======== Provided data ========

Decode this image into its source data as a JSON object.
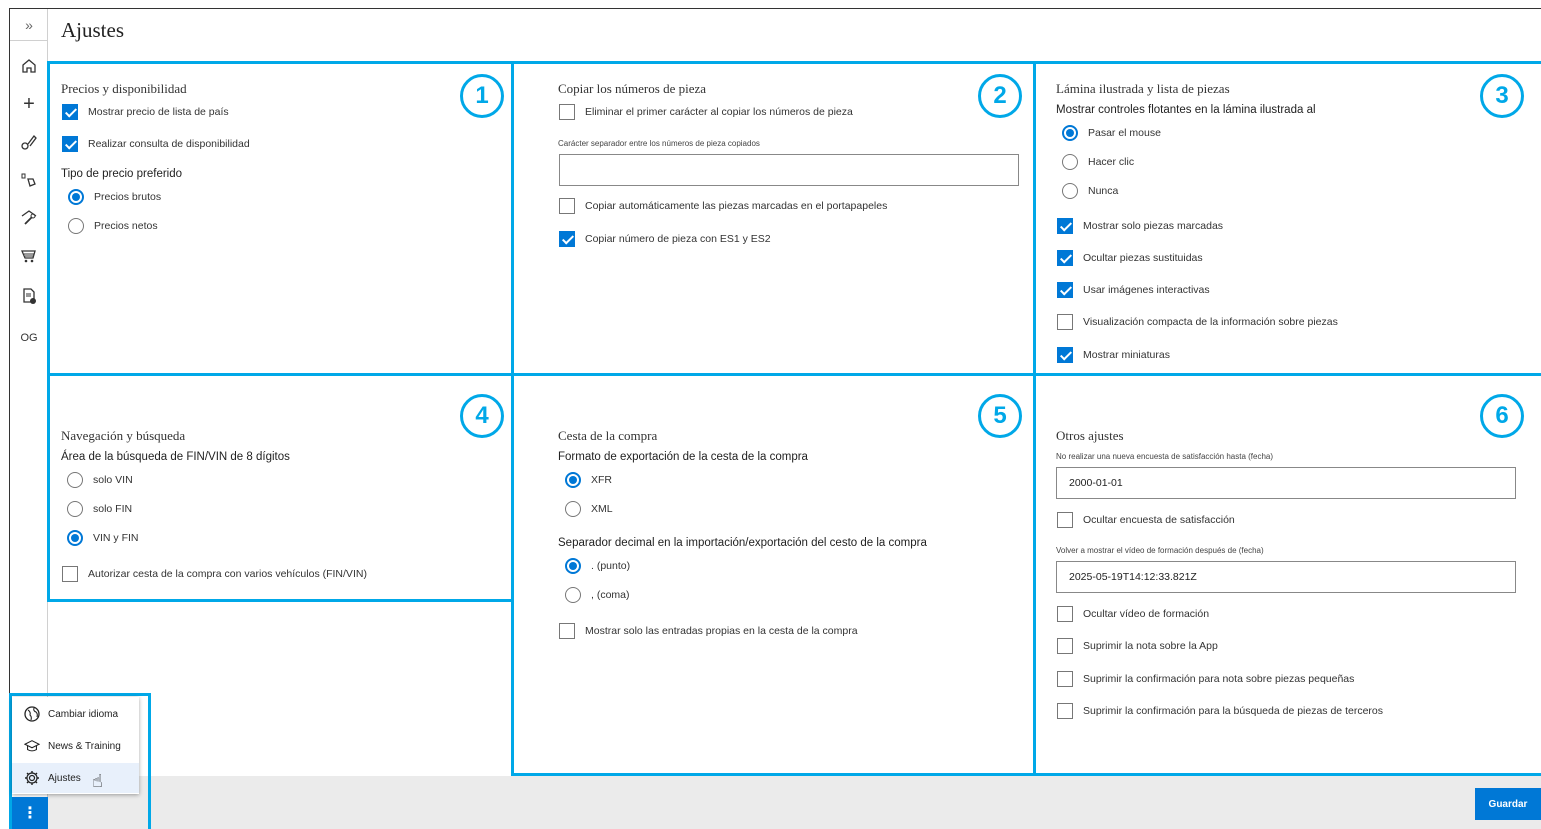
{
  "page": {
    "title": "Ajustes"
  },
  "sidebar": {
    "expand_icon": "double-chevron-right-icon",
    "items": [
      {
        "icon": "home-icon",
        "glyph": "⌂"
      },
      {
        "icon": "plus-icon",
        "glyph": "+"
      },
      {
        "icon": "parts-search-icon",
        "glyph": "⚲"
      },
      {
        "icon": "parts-catalog-icon",
        "glyph": "⚙"
      },
      {
        "icon": "service-icon",
        "glyph": "⚒"
      },
      {
        "icon": "cart-icon",
        "glyph": "🛒"
      },
      {
        "icon": "document-info-icon",
        "glyph": "🗎"
      }
    ],
    "user_initials": "OG"
  },
  "sections": {
    "s1": {
      "badge": "1",
      "title": "Precios y disponibilidad",
      "show_country_price": "Mostrar precio de lista de país",
      "availability_check": "Realizar consulta de disponibilidad",
      "price_type_label": "Tipo de precio preferido",
      "gross_prices": "Precios brutos",
      "net_prices": "Precios netos"
    },
    "s2": {
      "badge": "2",
      "title": "Copiar los números de pieza",
      "remove_first_char": "Eliminar el primer carácter al copiar los números de pieza",
      "separator_label": "Carácter separador entre los números de pieza copiados",
      "separator_value": "",
      "auto_copy": "Copiar automáticamente las piezas marcadas en el portapapeles",
      "copy_es": "Copiar número de pieza con ES1 y ES2"
    },
    "s3": {
      "badge": "3",
      "title": "Lámina ilustrada y lista de piezas",
      "floating_label": "Mostrar controles flotantes en la lámina ilustrada al",
      "hover": "Pasar el mouse",
      "click": "Hacer clic",
      "never": "Nunca",
      "only_marked": "Mostrar solo piezas marcadas",
      "hide_replaced": "Ocultar piezas sustituidas",
      "interactive_images": "Usar imágenes interactivas",
      "compact_view": "Visualización compacta de la información sobre piezas",
      "thumbnails": "Mostrar miniaturas"
    },
    "s4": {
      "badge": "4",
      "title": "Navegación y búsqueda",
      "area_label": "Área de la búsqueda de FIN/VIN de 8 dígitos",
      "only_vin": "solo VIN",
      "only_fin": "solo FIN",
      "vin_fin": "VIN y FIN",
      "multi_vehicle": "Autorizar cesta de la compra con varios vehículos (FIN/VIN)"
    },
    "s5": {
      "badge": "5",
      "title": "Cesta de la compra",
      "export_label": "Formato de exportación de la cesta de la compra",
      "xfr": "XFR",
      "xml": "XML",
      "decimal_label": "Separador decimal en la importación/exportación del cesto de la compra",
      "dot": ". (punto)",
      "comma": ", (coma)",
      "own_entries": "Mostrar solo las entradas propias en la cesta de la compra"
    },
    "s6": {
      "badge": "6",
      "title": "Otros ajustes",
      "survey_date_label": "No realizar una nueva encuesta de satisfacción hasta (fecha)",
      "survey_date_value": "2000-01-01",
      "hide_survey": "Ocultar encuesta de satisfacción",
      "video_date_label": "Volver a mostrar el vídeo de formación después de (fecha)",
      "video_date_value": "2025-05-19T14:12:33.821Z",
      "hide_video": "Ocultar vídeo de formación",
      "suppress_app_note": "Suprimir la nota sobre la App",
      "suppress_small_parts": "Suprimir la confirmación para nota sobre piezas pequeñas",
      "suppress_third_party": "Suprimir la confirmación para la búsqueda de piezas de terceros"
    }
  },
  "menu": {
    "change_language": "Cambiar idioma",
    "news_training": "News & Training",
    "settings": "Ajustes"
  },
  "footer": {
    "save_label": "Guardar"
  },
  "colors": {
    "accent": "#0078d6",
    "highlight": "#00a8e8"
  }
}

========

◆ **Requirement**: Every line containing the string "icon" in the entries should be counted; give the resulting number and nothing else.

◆ **Task result**: 8